- [WHAT YOU SHOULD DO]: Return each record unchanged and drop the images.

─── RECORDS FOR THE TASK

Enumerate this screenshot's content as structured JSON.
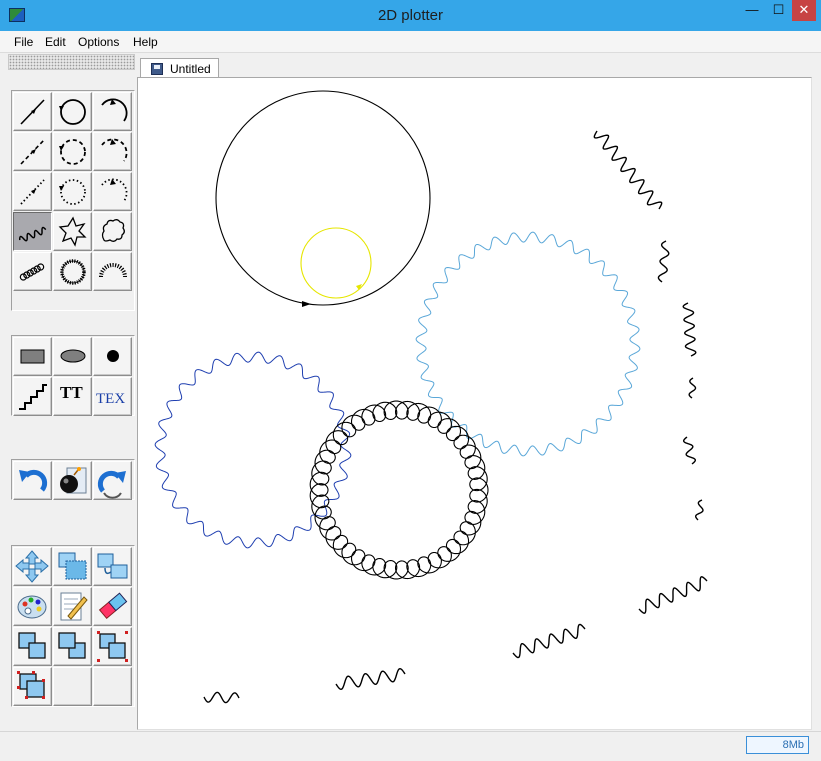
{
  "window": {
    "title": "2D plotter",
    "controls": {
      "minimize": "—",
      "maximize": "☐",
      "close": "✕"
    },
    "accent_color": "#35a6e8"
  },
  "menu": [
    "File",
    "Edit",
    "Options",
    "Help"
  ],
  "document_tab": {
    "label": "Untitled",
    "icon": "disk-icon"
  },
  "toolbar": {
    "groups": [
      {
        "name": "curves",
        "tools": [
          "line-solid-icon",
          "circle-solid-icon",
          "arc-solid-icon",
          "line-dashed-icon",
          "circle-dashed-icon",
          "arc-dashed-icon",
          "line-dotted-icon",
          "circle-dotted-icon",
          "arc-dotted-icon",
          "wave-icon",
          "star-wave-icon",
          "burst-wave-icon",
          "coil-icon",
          "coil-ring-icon",
          "coil-arc-icon"
        ],
        "active": "wave-icon"
      },
      {
        "name": "shapes-text",
        "tools": [
          "rectangle-icon",
          "ellipse-icon",
          "dot-icon",
          "staircase-icon",
          "text-tool-icon",
          "tex-tool-icon"
        ],
        "text_labels": {
          "text_tool": "TT",
          "tex_tool": "TEX"
        }
      },
      {
        "name": "history",
        "tools": [
          "undo-icon",
          "bomb-clear-icon",
          "redo-icon"
        ]
      },
      {
        "name": "editing",
        "tools": [
          "move-arrows-icon",
          "select-region-icon",
          "copy-region-icon",
          "palette-icon",
          "edit-properties-icon",
          "eraser-icon",
          "bring-front-icon",
          "send-back-icon",
          "group-select-icon",
          "ungroup-select-icon"
        ]
      }
    ]
  },
  "status": {
    "memory": "8Mb"
  },
  "colors": {
    "big_circle": "#000000",
    "yellow_circle": "#e6e600",
    "light_blue_wave": "#5aa7d8",
    "dark_blue_wave": "#1f3fb0",
    "coil": "#000000",
    "waves": "#000000"
  }
}
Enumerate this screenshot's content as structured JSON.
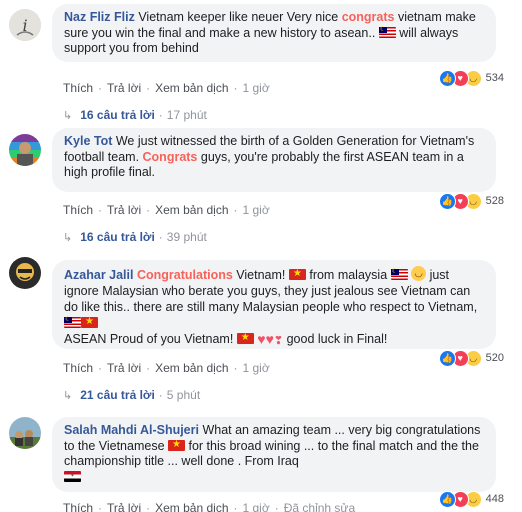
{
  "comments": [
    {
      "author": "Naz Fliz Fliz",
      "text_a": " Vietnam keeper like neuer Very nice ",
      "highlight": "congrats",
      "text_b": " vietnam make sure you win the final and make a new history to asean.. ",
      "text_c": " will always support you from behind",
      "actions": {
        "like": "Thích",
        "reply": "Trả lời",
        "translate": "Xem bản dịch",
        "time": "1 giờ"
      },
      "reaction_count": "534",
      "replies": {
        "count": "16 câu trả lời",
        "time": "17 phút"
      }
    },
    {
      "author": "Kyle Tot",
      "text_a": " We just witnessed the birth of a Golden Generation for Vietnam's football team. ",
      "highlight": "Congrats",
      "text_b": " guys, you're probably the first ASEAN team in a high profile final.",
      "actions": {
        "like": "Thích",
        "reply": "Trả lời",
        "translate": "Xem bản dịch",
        "time": "1 giờ"
      },
      "reaction_count": "528",
      "replies": {
        "count": "16 câu trả lời",
        "time": "39 phút"
      }
    },
    {
      "author": "Azahar Jalil",
      "highlight": "Congratulations",
      "text_a": " Vietnam! ",
      "text_b": " from malaysia ",
      "text_c": " just ignore Malaysian who berate you guys, they just jealous see Vietnam can do like this.. there are still many Malaysian people who respect to Vietnam, ",
      "text_d": "ASEAN Proud of you Vietnam! ",
      "text_e": " good luck in Final!",
      "actions": {
        "like": "Thích",
        "reply": "Trả lời",
        "translate": "Xem bản dịch",
        "time": "1 giờ"
      },
      "reaction_count": "520",
      "replies": {
        "count": "21 câu trả lời",
        "time": "5 phút"
      }
    },
    {
      "author": "Salah Mahdi Al-Shujeri",
      "text_a": " What an amazing team ... very big congratulations to the Vietnamese ",
      "text_b": " for this broad wining ... to the final match and the the championship title ... well done . From Iraq",
      "actions": {
        "like": "Thích",
        "reply": "Trả lời",
        "translate": "Xem bản dịch",
        "time": "1 giờ",
        "edited": "Đã chỉnh sửa"
      },
      "reaction_count": "448"
    }
  ],
  "colors": {
    "author": "#365899",
    "highlight": "#f7625a",
    "bubble": "#f2f3f5",
    "like": "#1877f2",
    "love": "#f33e58",
    "haha": "#fbcd44"
  },
  "icons": {
    "reply_arrow": "reply-arrow-icon",
    "like": "like-reaction-icon",
    "love": "love-reaction-icon",
    "haha": "haha-reaction-icon"
  }
}
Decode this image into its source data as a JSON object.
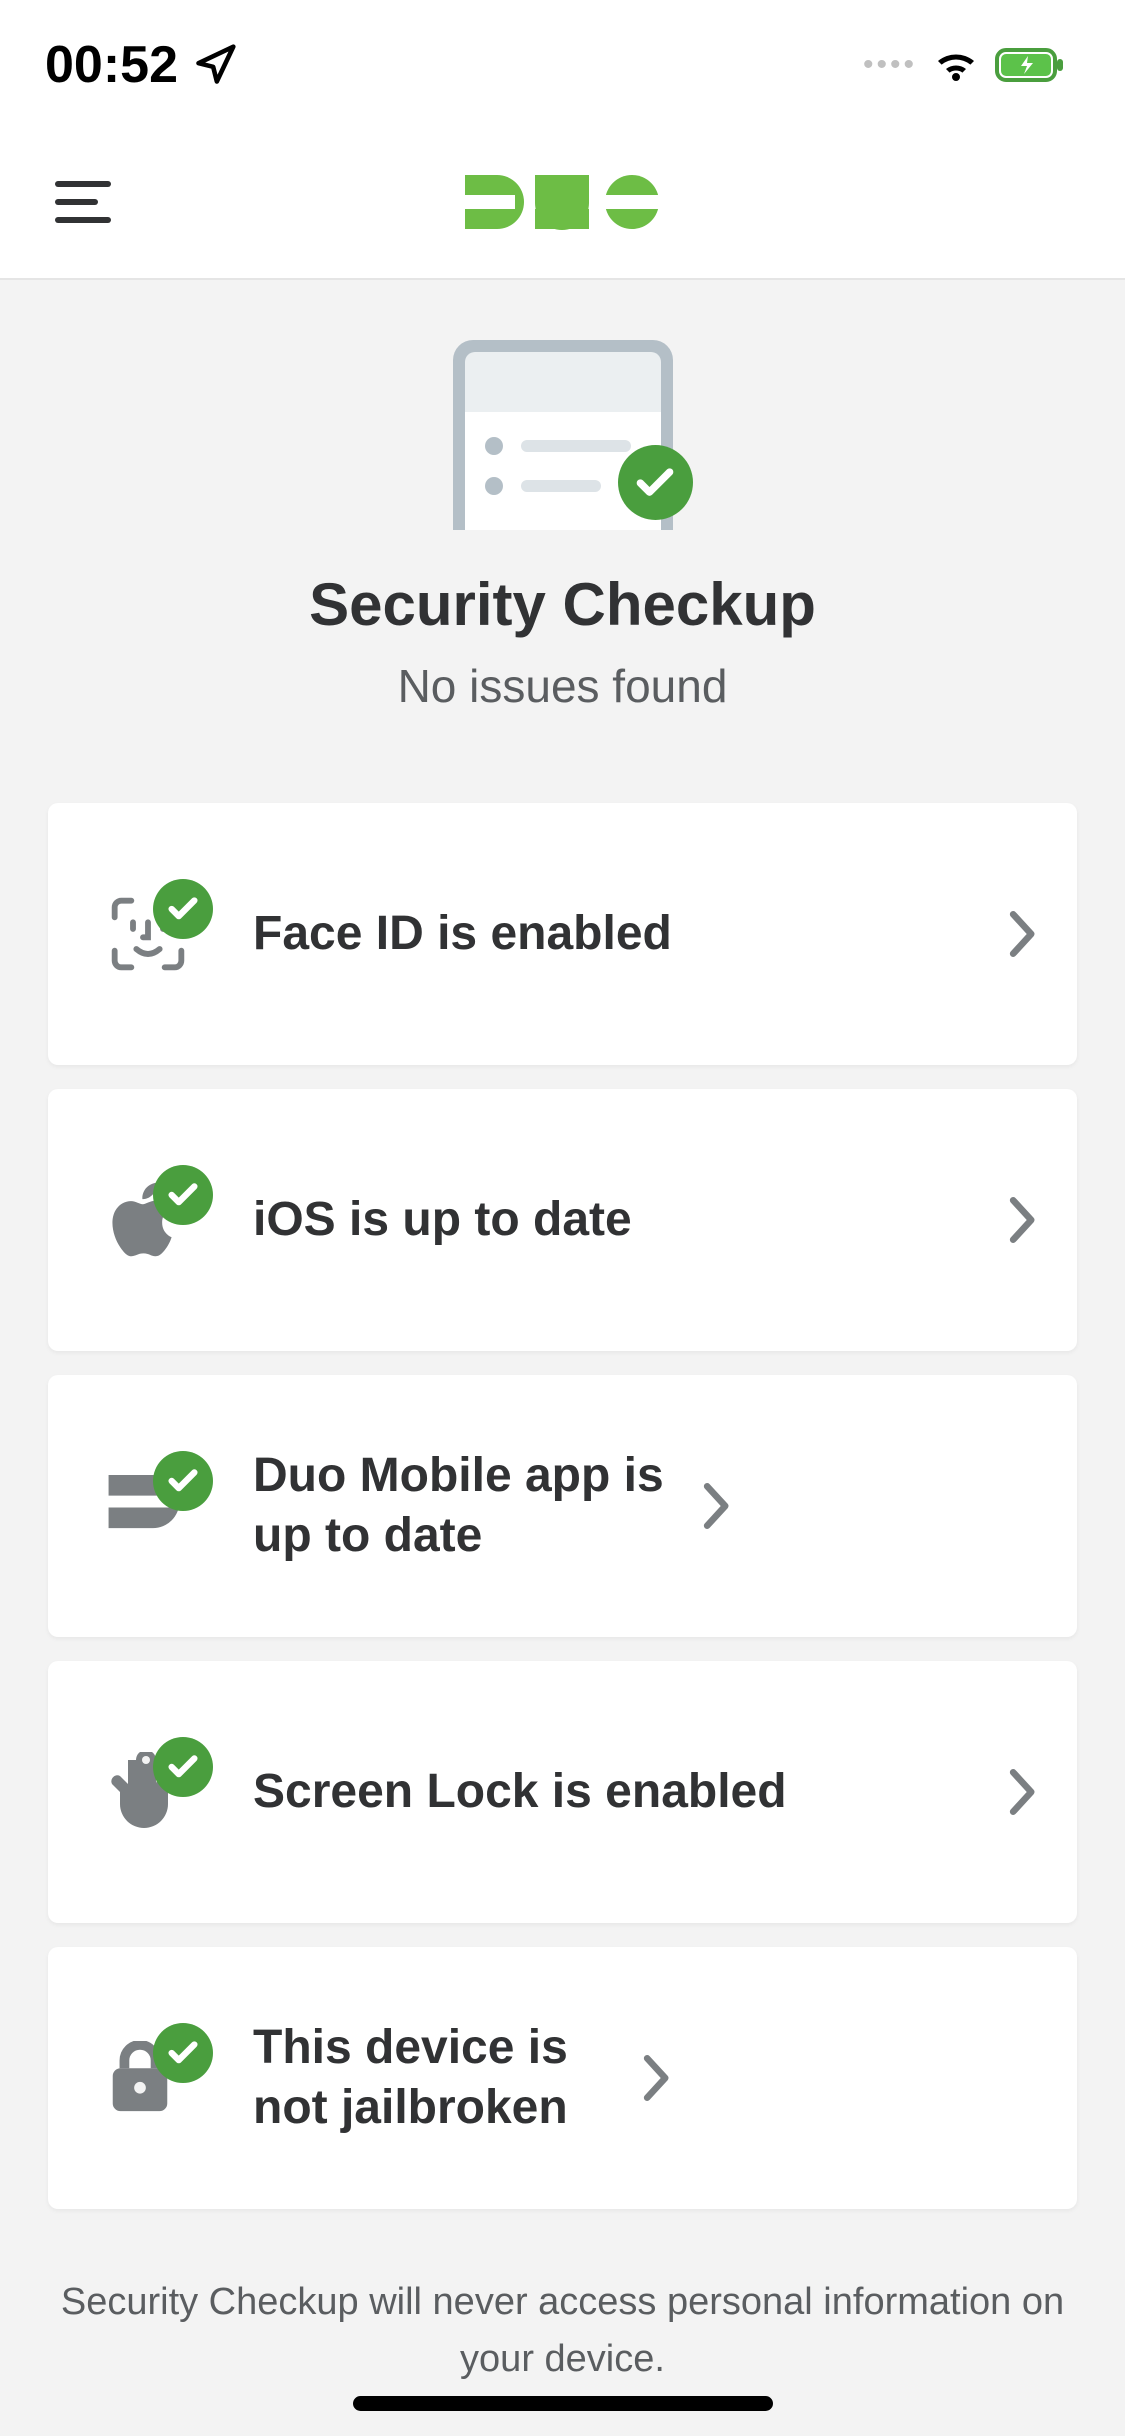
{
  "status_bar": {
    "time": "00:52"
  },
  "header": {
    "logo_text": "DUO"
  },
  "hero": {
    "title": "Security Checkup",
    "subtitle": "No issues found"
  },
  "items": [
    {
      "label": "Face ID is enabled",
      "icon": "faceid-icon"
    },
    {
      "label": "iOS is up to date",
      "icon": "apple-icon"
    },
    {
      "label": "Duo Mobile app is up to date",
      "icon": "duo-app-icon"
    },
    {
      "label": "Screen Lock is enabled",
      "icon": "touch-icon"
    },
    {
      "label": "This device is not jailbroken",
      "icon": "lock-icon"
    }
  ],
  "footer": {
    "text": "Security Checkup will never access personal information on your device."
  },
  "colors": {
    "accent": "#6dbd45",
    "check_green": "#4a9e3e",
    "icon_gray": "#7b7f82"
  }
}
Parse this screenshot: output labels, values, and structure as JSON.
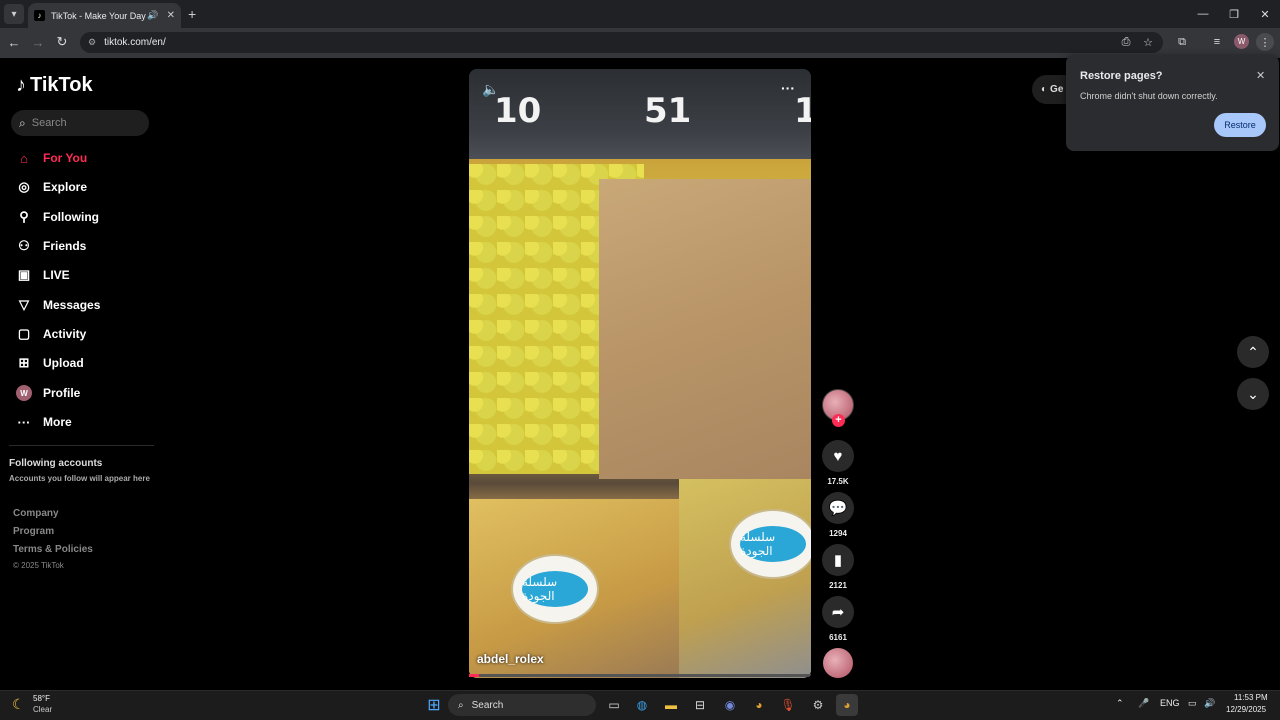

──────

- [ANSWER BOX]:
Enumerate this screenshot's content as structured JSON.
{
  "window": {
    "title": "2D plotter",
    "controls": {
      "minimize": "—",
      "maximize": "☐",
      "close": "✕"
    },
    "accent_color": "#35a6e8"
  },
  "menu": [
    "File",
    "Edit",
    "Options",
    "Help"
  ],
  "document_tab": {
    "label": "Untitled",
    "icon": "disk-icon"
  },
  "toolbar": {
    "groups": [
      {
        "name": "curves",
        "tools": [
          "line-solid-icon",
          "circle-solid-icon",
          "arc-solid-icon",
          "line-dashed-icon",
          "circle-dashed-icon",
          "arc-dashed-icon",
          "line-dotted-icon",
          "circle-dotted-icon",
          "arc-dotted-icon",
          "wave-icon",
          "star-wave-icon",
          "burst-wave-icon",
          "coil-icon",
          "coil-ring-icon",
          "coil-arc-icon"
        ],
        "active": "wave-icon"
      },
      {
        "name": "shapes-text",
        "tools": [
          "rectangle-icon",
          "ellipse-icon",
          "dot-icon",
          "staircase-icon",
          "text-tool-icon",
          "tex-tool-icon"
        ],
        "text_labels": {
          "text_tool": "TT",
          "tex_tool": "TEX"
        }
      },
      {
        "name": "history",
        "tools": [
          "undo-icon",
          "bomb-clear-icon",
          "redo-icon"
        ]
      },
      {
        "name": "editing",
        "tools": [
          "move-arrows-icon",
          "select-region-icon",
          "copy-region-icon",
          "palette-icon",
          "edit-properties-icon",
          "eraser-icon",
          "bring-front-icon",
          "send-back-icon",
          "group-select-icon",
          "ungroup-select-icon"
        ]
      }
    ]
  },
  "status": {
    "memory": "8Mb"
  },
  "colors": {
    "big_circle": "#000000",
    "yellow_circle": "#e6e600",
    "light_blue_wave": "#5aa7d8",
    "dark_blue_wave": "#1f3fb0",
    "coil": "#000000",
    "waves": "#000000"
  }
}
Enumerate this screenshot's content as structured JSON.
{
  "comments": [
    {
      "author": "Naz Fliz Fliz",
      "text_a": " Vietnam keeper like neuer Very nice ",
      "highlight": "congrats",
      "text_b": " vietnam make sure you win the final and make a new history to asean.. ",
      "text_c": " will always support you from behind",
      "actions": {
        "like": "Thích",
        "reply": "Trả lời",
        "translate": "Xem bản dịch",
        "time": "1 giờ"
      },
      "reaction_count": "534",
      "replies": {
        "count": "16 câu trả lời",
        "time": "17 phút"
      }
    },
    {
      "author": "Kyle Tot",
      "text_a": " We just witnessed the birth of a Golden Generation for Vietnam's football team. ",
      "highlight": "Congrats",
      "text_b": " guys, you're probably the first ASEAN team in a high profile final.",
      "actions": {
        "like": "Thích",
        "reply": "Trả lời",
        "translate": "Xem bản dịch",
        "time": "1 giờ"
      },
      "reaction_count": "528",
      "replies": {
        "count": "16 câu trả lời",
        "time": "39 phút"
      }
    },
    {
      "author": "Azahar Jalil",
      "highlight": "Congratulations",
      "text_a": " Vietnam! ",
      "text_b": " from malaysia ",
      "text_c": " just ignore Malaysian who berate you guys, they just jealous see Vietnam can do like this.. there are still many Malaysian people who respect to Vietnam, ",
      "text_d": "ASEAN Proud of you Vietnam! ",
      "text_e": " good luck in Final!",
      "actions": {
        "like": "Thích",
        "reply": "Trả lời",
        "translate": "Xem bản dịch",
        "time": "1 giờ"
      },
      "reaction_count": "520",
      "replies": {
        "count": "21 câu trả lời",
        "time": "5 phút"
      }
    },
    {
      "author": "Salah Mahdi Al-Shujeri",
      "text_a": " What an amazing team ... very big congratulations to the Vietnamese ",
      "text_b": " for this broad wining ... to the final match and the the championship title ... well done . From Iraq",
      "actions": {
        "like": "Thích",
        "reply": "Trả lời",
        "translate": "Xem bản dịch",
        "time": "1 giờ",
        "edited": "Đã chỉnh sửa"
      },
      "reaction_count": "448"
    }
  ],
  "colors": {
    "author": "#365899",
    "highlight": "#f7625a",
    "bubble": "#f2f3f5",
    "like": "#1877f2",
    "love": "#f33e58",
    "haha": "#fbcd44"
  },
  "icons": {
    "reply_arrow": "reply-arrow-icon",
    "like": "like-reaction-icon",
    "love": "love-reaction-icon",
    "haha": "haha-reaction-icon"
  }
}
Decode this image into its source data as a JSON object.
{
  "status_bar": {
    "time": "00:52"
  },
  "header": {
    "logo_text": "DUO"
  },
  "hero": {
    "title": "Security Checkup",
    "subtitle": "No issues found"
  },
  "items": [
    {
      "label": "Face ID is enabled",
      "icon": "faceid-icon"
    },
    {
      "label": "iOS is up to date",
      "icon": "apple-icon"
    },
    {
      "label": "Duo Mobile app is up to date",
      "icon": "duo-app-icon"
    },
    {
      "label": "Screen Lock is enabled",
      "icon": "touch-icon"
    },
    {
      "label": "This device is not jailbroken",
      "icon": "lock-icon"
    }
  ],
  "footer": {
    "text": "Security Checkup will never access personal information on your device."
  },
  "colors": {
    "accent": "#6dbd45",
    "check_green": "#4a9e3e",
    "icon_gray": "#7b7f82"
  }
}
Parse this screenshot: output labels, values, and structure as JSON.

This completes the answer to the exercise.